You’ve mentioned in past interviews that you would not have turned down such a great offer from Mary Walsh, but were initially worried that you would be asked to play “the stereotypical stoic Native man” in the show. Is that a conflict that you’re often faced with? How do you approach that balance between pursuing your career and avoiding stereotypes?

This was the first time in my comedy career that I had done something of this magnitude. I’m mainly a stand-up comedian and really haven’t acted much outside of Mary’s show, so it was a new experience and a step outside of my comfort zone.

As a stand-up I don’t really have to worry too much about people wanting me to be a stereotype because when I’m on stage I’m alone and in control, so it’s fairly easy to avoid stereotypes when I can make fun of them.

In stand-up comedy, as an Indigenous person, I do have to kind of watch out for instances when someone books me to fill a quota or balance out a mostly white show. But those opportunities are chances for me to show myself and the rest of the world that we as Indigenous people can hang with the rest of them, that if you put me on a show to be your token brown guy then I’m going to do my best to bring it harder than anyone else on the roster. 

What’s next for you? Any projects that you’d like to share about?

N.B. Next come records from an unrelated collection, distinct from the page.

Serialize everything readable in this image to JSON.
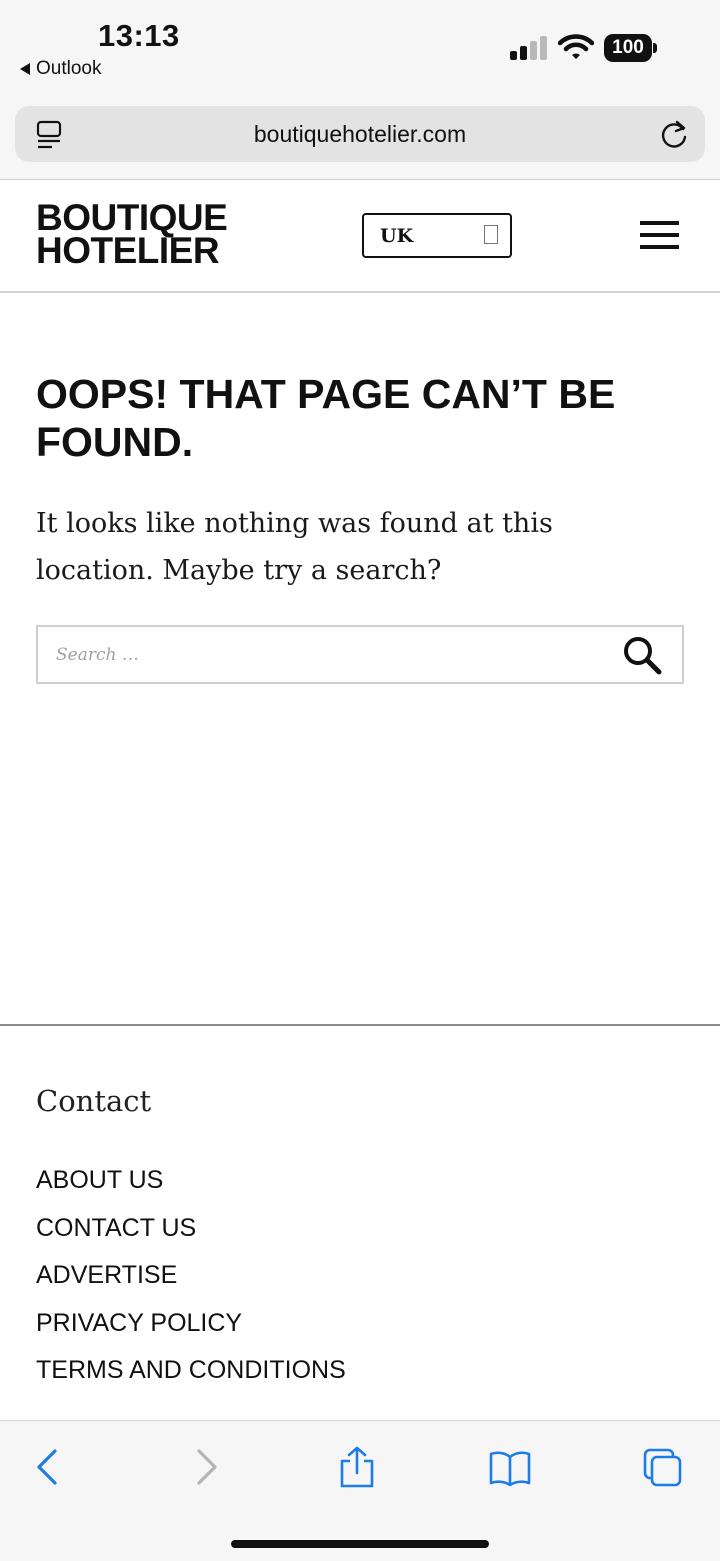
{
  "status_bar": {
    "time": "13:13",
    "back_app": "Outlook",
    "battery": "100"
  },
  "address_bar": {
    "url": "boutiquehotelier.com"
  },
  "header": {
    "logo_line1": "BOUTIQUE",
    "logo_line2": "HOTELIER",
    "region": "UK"
  },
  "main": {
    "title": "OOPS! THAT PAGE CAN’T BE FOUND.",
    "message": "It looks like nothing was found at this location. Maybe try a search?",
    "search_placeholder": "Search …"
  },
  "footer": {
    "heading": "Contact",
    "links": [
      "ABOUT US",
      "CONTACT US",
      "ADVERTISE",
      "PRIVACY POLICY",
      "TERMS AND CONDITIONS"
    ]
  },
  "icons": {
    "accent": "#1e7ce8",
    "disabled": "#b4b4b4"
  }
}
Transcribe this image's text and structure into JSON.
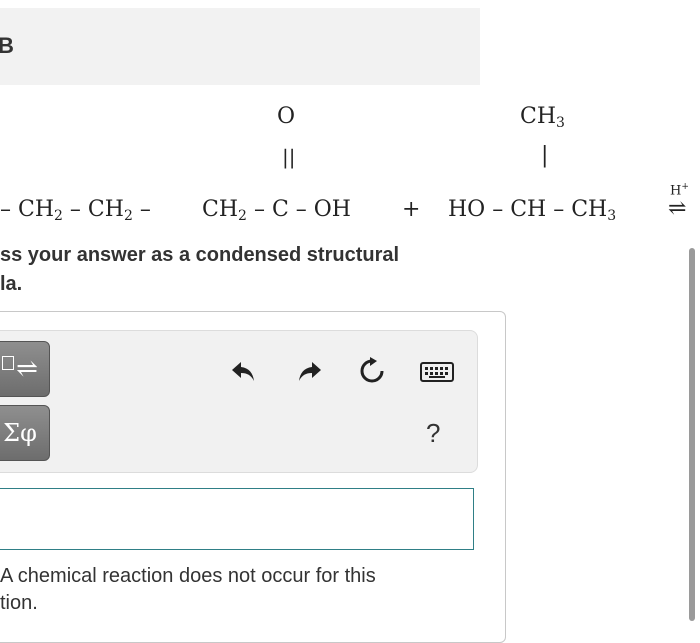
{
  "part": {
    "label": "B"
  },
  "equation": {
    "oxygen": "O",
    "double_bond": "||",
    "methyl": "CH",
    "methyl_sub": "3",
    "single_bond": "|",
    "seg1": "– CH",
    "seg1_sub": "2",
    "seg2": " – CH",
    "seg2_sub": "2",
    "seg2_dash": "–",
    "seg3": "CH",
    "seg3_sub": "2",
    "seg3_rest": " – C – OH",
    "plus": "+",
    "alcohol": "HO – CH – CH",
    "alcohol_sub": "3",
    "catalyst": "H",
    "catalyst_sup": "+",
    "equilibrium": "⇌"
  },
  "prompt": {
    "line1": "ss your answer as a condensed structural",
    "line2": "la."
  },
  "toolbar": {
    "template_button": "⇌",
    "greek_button": "Σφ",
    "icons": [
      "undo-icon",
      "redo-icon",
      "reset-icon",
      "keyboard-icon"
    ],
    "help": "?"
  },
  "answer": {
    "value": ""
  },
  "no_reaction": {
    "line1": "A chemical reaction does not occur for this",
    "line2": "tion."
  }
}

Honestly, I have no idea what’s next for me. I just moved to Toronto to try to give myself the best opportunity at a comedy career as I can and the future is unknown right now. I’m excited for it though, I am basically starting fresh in a new city where my credits from Winnipeg mean nothing and I have to pretty much start from the bottom and grind my way out.

It’s a challenge that I’m excited and nervous about but I feel like it was the best move for my career. I will be going back to Winnipeg on June 29th for a stand-up comedy show at The Park Theatre so if you’re in the area look me up and come see the show!

Where can people learn more about (or see) your work or get in touch?

If people are interested in seeing me or getting in touch with me they can add me on Facebook just search my name or follow me on Twitter and Instagram @chadillmatic

I’m always posting about shows that I’m going to be on or open mics that I’ll be at. If you’re in Toronto come out, catch a show and don’t hesitate to approach me after to chat about anything.